The Government’s shaken up its refugee targets and among the changes is the scrapping of a policy dubbed racist and discriminatory.
The ‘family link’ rule barred African and Middle Eastern refugees from settling in New Zealand unless they already had family here.
The policy meant New Zealand fell well short of its resettlement targets for people from those regions.
“In the 2017/18 year… only 1.2 per cent of our refugees came from the Middle East and 5.3 per cent from Africa,” says TVNZ reporter Jehan Casinader, who broke the story on the Sunday programme in May.
That’s despite a target of 14 per cent from both regions.
“We brought in a rule that prevented us from meeting our own refugee targets… and no one really took notice of this.”
Casinader was covering the Christchurch mosque attacks when he heard about the little-known policy during discussions with advocate Guled Mire.

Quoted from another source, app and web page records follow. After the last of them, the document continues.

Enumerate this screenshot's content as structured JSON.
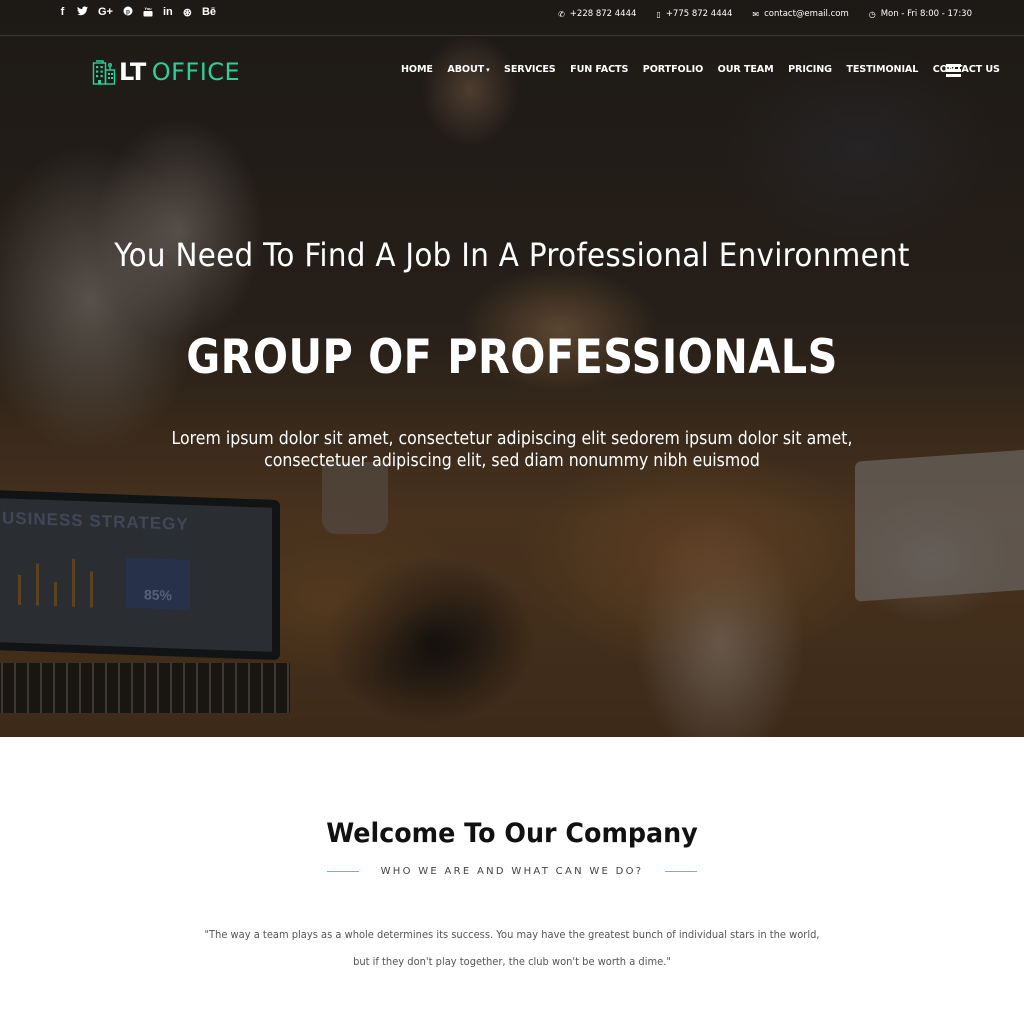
{
  "topbar": {
    "social": [
      {
        "name": "facebook-icon",
        "glyph": "f"
      },
      {
        "name": "twitter-icon",
        "glyph": "🐦"
      },
      {
        "name": "google-plus-icon",
        "glyph": "G+"
      },
      {
        "name": "pinterest-icon",
        "glyph": "℗"
      },
      {
        "name": "youtube-icon",
        "glyph": "▶"
      },
      {
        "name": "linkedin-icon",
        "glyph": "in"
      },
      {
        "name": "dribbble-icon",
        "glyph": "⊛"
      },
      {
        "name": "behance-icon",
        "glyph": "Bē"
      }
    ],
    "phone1": "+228 872 4444",
    "phone2": "+775 872 4444",
    "email": "contact@email.com",
    "hours": "Mon - Fri 8:00 - 17:30",
    "icons": {
      "phone": "✆",
      "mobile": "▯",
      "email": "✉",
      "clock": "◷"
    }
  },
  "logo": {
    "part1": "LT",
    "part2": "OFFICE",
    "accent": "#2ecf9a"
  },
  "nav": {
    "items": [
      "HOME",
      "ABOUT",
      "SERVICES",
      "FUN FACTS",
      "PORTFOLIO",
      "OUR TEAM",
      "PRICING",
      "TESTIMONIAL",
      "CONTACT US"
    ],
    "about_caret": "⌄"
  },
  "hero": {
    "subtitle": "You Need To Find A Job In A Professional Environment",
    "title": "GROUP OF PROFESSIONALS",
    "desc_line1": "Lorem ipsum dolor sit amet, consectetur adipiscing elit sedorem ipsum dolor sit amet,",
    "desc_line2": "consectetuer adipiscing elit, sed diam nonummy nibh euismod",
    "image_laptop_text": "USINESS STRATEGY",
    "image_laptop_stat": "85%"
  },
  "welcome": {
    "title": "Welcome To Our Company",
    "subtitle": "WHO WE ARE AND WHAT CAN WE DO?",
    "quote_line1": "\"The way a team plays as a whole determines its success. You may have the greatest bunch of individual stars in the world,",
    "quote_line2": "but if they don't play together, the club won't be worth a dime.\""
  }
}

“He said, did you know New Zealand actually has a Muslim ban akin to Donald Trump’s?
“I was incredulous, and cynical, and sceptical about that, and remarkably when I looked at the documentation that community groups had got through the Official Information Act… I found more or less, we did.”
The family-link policy came into effect under National in 2009 and only applied to refugees from Africa and the Middle East.
But the rationale behind it remains unclear.
“The reasons for that policy are redacted,” he says, referring to further documents obtained through the OIA.
The documents did, however, cite “broad security concerns” behind the rule.
“We know that there was, as there still is now, sentiment in the community that people from Africa and the Middle East are potential terrorists, they’re dangerous… and we can only guess, but certainly community advocates believe that type of fear fed into this policy.”
Scrapping the family-link rule for Middle Eastern and African refugees dominated most of the headlines from the press conference it was announced in, but other changes were also introduced as part of the three-yearly quota review.
These include the Government nudging the refugee allocation from Africa and the Middle East up from 14, to 15 per cent.
Half of the refugees New Zealand takes will be from the Asia-Pacific region, and the number of spots set aside for 'large-scale' refugee crises will double, to 200.
The changes are on top of a large increase to the overall quota, from 1000 to 1500 a year.
Casinader says politicians were digging in their heels on the family-link issue, refusing to budge on the issue ahead of a three-yearly review this year.
“They could’ve got rid of this policy two years ago when they came into Government. It’s not a big deal; it’s not a change to the number of refugees coming into the country … it’s the fact we were shooting ourselves in the foot by not allowing our own officials to meet the targets we’d set for ourselves.
“We don’t have the authority, or the right, and certainly not according to the conventions we’ve signed up to, to just pick and choose refugees from which parts of the world we want based on no real justification or security concern.
“That’s what this policy did – it allowed fear to dictate how we approached a key area of policy and that was wrong.”